It’s likely composed of liquid water, at about -10 Celsius, and salts of sodium, magnesium, and calcium, which are abundant on the surface of Mars. The salts would allow a lower melting point.
The Mars Express spacecraft with 40-meter MARSIS antenna deployed. (Image by NASA/JPL/CORBY WASTE)
There have been previous studies that have indicated water on Mars and other evidence also exists for water on the surface of the planet, including condensation accumulating on surface landers, as well as subterranean ice deposits that have been discovered.
Of course, when there’s water, life should logically follow, right?
It’s possible. According to Roberto Orosei, a co-investigator of the MARSIS instrument at the University of Bologna in Italy and lead author of the new study, “There are microorganisms that are capable of surviving well below zero [on Earth] even without being in contact with water, and there are microorganisms that can use the salt, presumably the salt in the water on Mars… for their metabolism.”
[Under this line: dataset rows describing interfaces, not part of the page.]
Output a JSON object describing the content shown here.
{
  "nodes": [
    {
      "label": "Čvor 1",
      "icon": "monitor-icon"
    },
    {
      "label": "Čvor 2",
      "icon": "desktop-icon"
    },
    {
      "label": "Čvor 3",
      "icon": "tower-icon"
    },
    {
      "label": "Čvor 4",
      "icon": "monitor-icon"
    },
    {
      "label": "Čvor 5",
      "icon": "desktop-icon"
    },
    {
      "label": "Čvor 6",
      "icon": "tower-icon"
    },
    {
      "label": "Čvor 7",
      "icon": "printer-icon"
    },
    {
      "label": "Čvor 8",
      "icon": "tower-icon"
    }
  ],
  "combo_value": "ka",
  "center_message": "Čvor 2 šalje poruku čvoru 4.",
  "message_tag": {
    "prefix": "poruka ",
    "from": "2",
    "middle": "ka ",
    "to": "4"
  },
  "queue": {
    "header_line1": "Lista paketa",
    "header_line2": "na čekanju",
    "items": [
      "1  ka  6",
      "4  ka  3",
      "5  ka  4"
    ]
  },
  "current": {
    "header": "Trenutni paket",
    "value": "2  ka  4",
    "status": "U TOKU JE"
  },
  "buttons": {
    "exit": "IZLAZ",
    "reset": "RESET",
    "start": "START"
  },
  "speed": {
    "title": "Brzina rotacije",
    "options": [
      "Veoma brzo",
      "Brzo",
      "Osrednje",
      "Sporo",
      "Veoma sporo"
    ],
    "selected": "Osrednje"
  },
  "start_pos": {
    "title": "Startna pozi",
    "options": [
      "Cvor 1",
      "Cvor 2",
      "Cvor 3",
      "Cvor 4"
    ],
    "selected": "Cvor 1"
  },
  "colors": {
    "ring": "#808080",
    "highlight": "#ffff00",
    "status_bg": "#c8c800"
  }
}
The abstract of the study, published in Science, reads: “The presence of liquid water at the base of the martian polar caps has long been suspected but not observed… Radar profiles collected between May 2012 and December 2015 contain evidence of liquid water trapped below the ice of the South Polar Layered Deposits. Anomalously bright subsurface reflections are evident within a well-defined, 20-kilometer-wide zone centered at 193°E, 81°S, which is surrounded by much less reflective areas. Quantitative analysis of the radar signals shows that this bright feature has high relative dielectric permittivity (>15), matching that of water-bearing materials. We interpret this feature as a stable body of liquid water on Mars.”
Artistic impression of the Mars Express spacecraft probing the southern hemisphere of Mars, superimposed to a color mosaic of a portion of Planum Australe. The study area is highlighted using a THEMIS IR image mosaic. Subsurface echo power is color coded and deep blue corresponds to the strongest reflections, which are interpreted as being caused by the presence of water. (Image by USGS ASTROGEOLOGY SCIENCE CENTER/ARIZONA STATE UNIVERSITY/ESA/INAF/DAVIDE COERO BORGA)
The radar profile of the region studied resembles that of our own planet, with subglacial lakes underneath Greenland and Antarctica.
The study needs to be further peer-reviewed and the results verified. Indeed, a Chinese mission to Mars is planning to do exactly that in about two years.
“I can’t absolutely prove it’s water, but I sure can’t think of anything else that looks like this thing does other than liquid water,” said Richard Zurek, chief scientist for the Mars Program Office at NASA’s Jet Propulsion Laboratory, unaffiliated with the study.
So… when do we all move to Mars?
Asking for a friend.